With guns that had not been designed for the purpose and appropriate equipment late in being developed, the AA was perhaps more of a deterrent than an actually effective weapon. The complexities of deflection firing, weather conditions, target fixing, variable gun condition, etc made for a very difficult operation. Training was all too brief, and methods experimental. Most of the gun Sections arrived in the field of battle without having fired a live shot. One source says that for example, in the busy week ending 27 April 1918, a total of 10 enemy aircraft were shot down and another 5 damaged, of a total of 2039 engaged.

Because the Batteries moved around so much it is not possible to determine exactly where William fought, although its is known that "He took part in the retreat from Mons and most of the big battles of the war, having several narrow escapes."
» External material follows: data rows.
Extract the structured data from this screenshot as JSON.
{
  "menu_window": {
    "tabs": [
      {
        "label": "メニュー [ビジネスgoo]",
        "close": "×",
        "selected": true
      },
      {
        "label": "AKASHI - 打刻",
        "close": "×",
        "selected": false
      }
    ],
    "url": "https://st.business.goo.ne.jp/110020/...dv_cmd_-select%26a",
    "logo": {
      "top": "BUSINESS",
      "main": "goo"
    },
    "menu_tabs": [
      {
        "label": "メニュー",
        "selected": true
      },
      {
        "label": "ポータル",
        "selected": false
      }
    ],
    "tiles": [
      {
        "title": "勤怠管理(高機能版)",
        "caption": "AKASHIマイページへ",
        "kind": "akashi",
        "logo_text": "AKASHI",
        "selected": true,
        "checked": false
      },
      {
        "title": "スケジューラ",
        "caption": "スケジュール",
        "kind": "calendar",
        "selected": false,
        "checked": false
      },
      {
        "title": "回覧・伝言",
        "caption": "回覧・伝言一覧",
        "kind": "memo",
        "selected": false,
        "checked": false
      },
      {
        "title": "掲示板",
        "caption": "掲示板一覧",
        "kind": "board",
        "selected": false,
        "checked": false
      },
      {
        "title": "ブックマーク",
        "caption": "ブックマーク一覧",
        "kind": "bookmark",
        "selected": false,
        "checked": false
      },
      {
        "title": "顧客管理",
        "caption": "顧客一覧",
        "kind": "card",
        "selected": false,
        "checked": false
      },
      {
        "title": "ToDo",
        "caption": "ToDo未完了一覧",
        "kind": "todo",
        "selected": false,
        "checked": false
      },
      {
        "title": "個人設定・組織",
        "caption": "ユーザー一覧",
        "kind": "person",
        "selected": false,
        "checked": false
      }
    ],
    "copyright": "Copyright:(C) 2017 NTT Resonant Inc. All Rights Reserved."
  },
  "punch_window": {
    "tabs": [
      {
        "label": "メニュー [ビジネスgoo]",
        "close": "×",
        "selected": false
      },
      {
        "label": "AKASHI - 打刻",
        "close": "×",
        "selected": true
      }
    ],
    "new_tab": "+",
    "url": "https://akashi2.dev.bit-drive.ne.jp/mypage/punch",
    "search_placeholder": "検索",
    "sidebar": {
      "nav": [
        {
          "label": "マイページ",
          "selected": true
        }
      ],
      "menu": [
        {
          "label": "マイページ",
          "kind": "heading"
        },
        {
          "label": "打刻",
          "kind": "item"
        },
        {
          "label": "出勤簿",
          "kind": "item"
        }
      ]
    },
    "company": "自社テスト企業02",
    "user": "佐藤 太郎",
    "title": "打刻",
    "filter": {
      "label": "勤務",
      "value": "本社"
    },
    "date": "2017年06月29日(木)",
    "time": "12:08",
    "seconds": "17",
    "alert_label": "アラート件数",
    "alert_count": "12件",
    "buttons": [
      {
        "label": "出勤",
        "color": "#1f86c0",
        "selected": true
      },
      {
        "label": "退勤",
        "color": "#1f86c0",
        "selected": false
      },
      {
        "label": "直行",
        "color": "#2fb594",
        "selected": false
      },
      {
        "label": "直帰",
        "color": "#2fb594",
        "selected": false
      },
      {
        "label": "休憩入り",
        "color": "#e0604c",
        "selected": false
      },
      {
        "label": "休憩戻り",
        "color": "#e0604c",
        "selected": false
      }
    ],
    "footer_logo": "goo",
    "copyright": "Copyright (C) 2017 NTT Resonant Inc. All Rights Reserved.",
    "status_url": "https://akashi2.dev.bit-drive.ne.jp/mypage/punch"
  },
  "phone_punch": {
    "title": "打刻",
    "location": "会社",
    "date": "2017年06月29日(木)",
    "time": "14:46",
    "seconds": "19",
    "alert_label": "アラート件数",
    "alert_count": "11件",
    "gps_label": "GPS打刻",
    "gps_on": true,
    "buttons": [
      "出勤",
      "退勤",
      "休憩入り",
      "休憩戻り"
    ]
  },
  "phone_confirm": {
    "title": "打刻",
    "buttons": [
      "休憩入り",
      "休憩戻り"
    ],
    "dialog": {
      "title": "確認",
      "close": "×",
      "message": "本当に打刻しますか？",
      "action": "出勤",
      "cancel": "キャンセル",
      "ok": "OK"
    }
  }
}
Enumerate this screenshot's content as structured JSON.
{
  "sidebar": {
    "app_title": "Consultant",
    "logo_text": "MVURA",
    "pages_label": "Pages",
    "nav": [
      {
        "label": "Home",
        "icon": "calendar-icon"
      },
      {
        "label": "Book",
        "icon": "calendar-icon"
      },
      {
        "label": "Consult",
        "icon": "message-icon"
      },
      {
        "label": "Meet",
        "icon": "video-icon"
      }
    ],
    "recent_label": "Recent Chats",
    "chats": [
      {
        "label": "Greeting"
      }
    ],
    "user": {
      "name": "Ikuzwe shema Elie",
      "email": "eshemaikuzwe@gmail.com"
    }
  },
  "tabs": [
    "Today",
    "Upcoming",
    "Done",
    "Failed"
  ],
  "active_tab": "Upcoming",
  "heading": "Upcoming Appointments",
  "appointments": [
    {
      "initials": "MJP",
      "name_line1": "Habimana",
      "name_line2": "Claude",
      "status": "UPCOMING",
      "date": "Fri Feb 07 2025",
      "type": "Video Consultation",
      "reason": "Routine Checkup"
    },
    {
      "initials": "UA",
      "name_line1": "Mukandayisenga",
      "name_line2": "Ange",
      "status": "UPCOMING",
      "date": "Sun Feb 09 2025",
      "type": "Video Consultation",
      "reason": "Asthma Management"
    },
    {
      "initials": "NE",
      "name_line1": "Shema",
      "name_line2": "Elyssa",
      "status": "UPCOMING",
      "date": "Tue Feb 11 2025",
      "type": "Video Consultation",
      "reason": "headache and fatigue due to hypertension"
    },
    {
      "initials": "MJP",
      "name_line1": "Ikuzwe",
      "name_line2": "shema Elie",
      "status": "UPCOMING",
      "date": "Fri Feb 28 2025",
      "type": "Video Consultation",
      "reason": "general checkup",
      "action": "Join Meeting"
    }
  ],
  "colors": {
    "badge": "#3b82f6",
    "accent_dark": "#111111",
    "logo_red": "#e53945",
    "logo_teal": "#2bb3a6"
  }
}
William Rose was killed in action on 22 January 1918. He was 34 years old and in its edition of 8 February 1918 the Western Gazette reported "Information has been received that Gunner W Rose, serving with an ant-aircraft battery has been killed in action. His wife resides at 3 Mount Pleasant, Newtown. He has been serving in France since 1914, being called up as a Reservist. He was formerly employed at the Nautilus Works, by Messrs Appleby and Childs, and as a Salvation Army insurance agent. Letters from officers speak of Gunner Rose in terms of affection and with admiration of his soldier-like qualities. He took part in the retreat from Mons and most of the big battles of the war, having several narrow escapes. He had served in the RAMC, the RGA and the Mechanical Transport. At the Salvation Army Temple on Sunday afternoon and evening, Adjutant C Newton alluded to the life and death of the deceased, and expressed the deepest sympathy of all connected with the corps with the bereaved widow, mother and family in the terrible blow they had sustained."

William was interred in H.A.C. Cemetery, Ecoust-St. Mein, Pas de Calais, France - Grave III.F.15. and his name is inscribed on the War Memorial in the Borough.




On Bank Holiday Monday, 4 August 1914, Yeovil men of the National Reservists, known as the 'Straw Hat Brigade', line up in the Borough before marching to the Town Railway Station and travelling to Taunton. War was declared at midnight.


The Yeovil Reservists of the previous photograph marching off from the Borough to the Town Station, en route to Taunton.


The Commonwealth War Graves Commission certificate in memory of William Rose.


William Rose's Commonwealth War Graves Commission headstone.